- _TASK DESCRIPTION_: Pick every line from the data that holds the word "icon".

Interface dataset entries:
%%
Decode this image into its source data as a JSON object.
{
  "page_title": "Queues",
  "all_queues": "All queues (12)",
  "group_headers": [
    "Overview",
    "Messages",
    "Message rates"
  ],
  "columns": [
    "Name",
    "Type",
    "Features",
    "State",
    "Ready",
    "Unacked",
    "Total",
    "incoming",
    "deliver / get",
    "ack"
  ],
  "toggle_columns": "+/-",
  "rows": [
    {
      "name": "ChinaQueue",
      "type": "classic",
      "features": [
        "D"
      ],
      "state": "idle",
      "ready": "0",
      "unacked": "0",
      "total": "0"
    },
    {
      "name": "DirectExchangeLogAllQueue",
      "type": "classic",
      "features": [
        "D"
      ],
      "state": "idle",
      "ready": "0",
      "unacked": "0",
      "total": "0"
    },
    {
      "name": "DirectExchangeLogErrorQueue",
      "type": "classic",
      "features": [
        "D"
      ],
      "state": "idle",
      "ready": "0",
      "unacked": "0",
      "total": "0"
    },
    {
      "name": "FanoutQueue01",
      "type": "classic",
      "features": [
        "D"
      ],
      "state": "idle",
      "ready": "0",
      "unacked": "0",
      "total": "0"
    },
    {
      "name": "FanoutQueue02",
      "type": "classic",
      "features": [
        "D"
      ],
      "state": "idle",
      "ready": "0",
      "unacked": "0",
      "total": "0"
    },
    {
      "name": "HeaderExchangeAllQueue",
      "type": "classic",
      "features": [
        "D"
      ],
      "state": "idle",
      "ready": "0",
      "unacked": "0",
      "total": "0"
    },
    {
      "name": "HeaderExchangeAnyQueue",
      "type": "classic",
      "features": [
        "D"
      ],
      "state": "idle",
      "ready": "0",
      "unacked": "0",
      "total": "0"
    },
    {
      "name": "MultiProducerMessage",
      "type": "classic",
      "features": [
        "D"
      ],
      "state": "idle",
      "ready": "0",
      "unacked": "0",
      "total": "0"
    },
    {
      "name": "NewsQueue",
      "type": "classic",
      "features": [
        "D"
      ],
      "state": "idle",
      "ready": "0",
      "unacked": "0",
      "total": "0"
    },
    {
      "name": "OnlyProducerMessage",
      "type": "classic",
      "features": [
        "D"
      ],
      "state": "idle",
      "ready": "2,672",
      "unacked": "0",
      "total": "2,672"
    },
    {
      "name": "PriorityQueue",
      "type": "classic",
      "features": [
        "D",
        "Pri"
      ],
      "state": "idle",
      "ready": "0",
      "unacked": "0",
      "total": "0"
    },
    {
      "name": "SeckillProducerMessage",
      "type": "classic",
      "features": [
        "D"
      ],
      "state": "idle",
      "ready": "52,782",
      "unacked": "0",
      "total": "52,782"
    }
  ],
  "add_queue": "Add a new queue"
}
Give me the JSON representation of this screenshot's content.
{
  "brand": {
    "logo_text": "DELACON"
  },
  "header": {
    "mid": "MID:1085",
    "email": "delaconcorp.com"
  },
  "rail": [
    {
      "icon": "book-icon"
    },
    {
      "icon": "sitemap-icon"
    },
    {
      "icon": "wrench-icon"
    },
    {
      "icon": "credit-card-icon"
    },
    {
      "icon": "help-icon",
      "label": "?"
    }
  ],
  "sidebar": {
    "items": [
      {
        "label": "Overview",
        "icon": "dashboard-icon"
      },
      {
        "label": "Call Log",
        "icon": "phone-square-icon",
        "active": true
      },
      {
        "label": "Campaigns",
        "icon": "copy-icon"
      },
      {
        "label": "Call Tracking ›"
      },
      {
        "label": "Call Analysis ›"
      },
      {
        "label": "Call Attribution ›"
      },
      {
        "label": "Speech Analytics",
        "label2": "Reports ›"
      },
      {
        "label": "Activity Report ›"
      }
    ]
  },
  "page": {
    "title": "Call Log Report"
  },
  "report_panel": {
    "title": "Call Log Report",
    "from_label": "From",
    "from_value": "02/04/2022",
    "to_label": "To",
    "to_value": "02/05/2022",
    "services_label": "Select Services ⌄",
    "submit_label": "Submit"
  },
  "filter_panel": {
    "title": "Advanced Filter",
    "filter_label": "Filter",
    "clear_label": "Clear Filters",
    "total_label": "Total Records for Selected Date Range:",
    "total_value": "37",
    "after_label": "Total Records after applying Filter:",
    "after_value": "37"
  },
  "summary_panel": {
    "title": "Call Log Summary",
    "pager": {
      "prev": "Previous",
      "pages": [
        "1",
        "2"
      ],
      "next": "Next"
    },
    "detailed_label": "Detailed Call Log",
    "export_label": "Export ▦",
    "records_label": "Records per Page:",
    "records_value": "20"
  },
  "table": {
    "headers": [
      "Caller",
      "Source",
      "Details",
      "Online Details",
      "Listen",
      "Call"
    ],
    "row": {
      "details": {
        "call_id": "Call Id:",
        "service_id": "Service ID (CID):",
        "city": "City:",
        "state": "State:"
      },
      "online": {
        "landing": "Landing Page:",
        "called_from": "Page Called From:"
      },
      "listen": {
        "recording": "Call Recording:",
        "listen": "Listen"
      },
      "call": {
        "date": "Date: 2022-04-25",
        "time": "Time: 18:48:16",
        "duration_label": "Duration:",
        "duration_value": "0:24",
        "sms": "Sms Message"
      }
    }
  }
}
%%
- _OUTPUT OF THE TASK_:
      "icon": "book-icon"
      "icon": "sitemap-icon"
      "icon": "wrench-icon"
      "icon": "credit-card-icon"
      "icon": "help-icon",
        "icon": "dashboard-icon"
        "icon": "phone-square-icon",
        "icon": "copy-icon"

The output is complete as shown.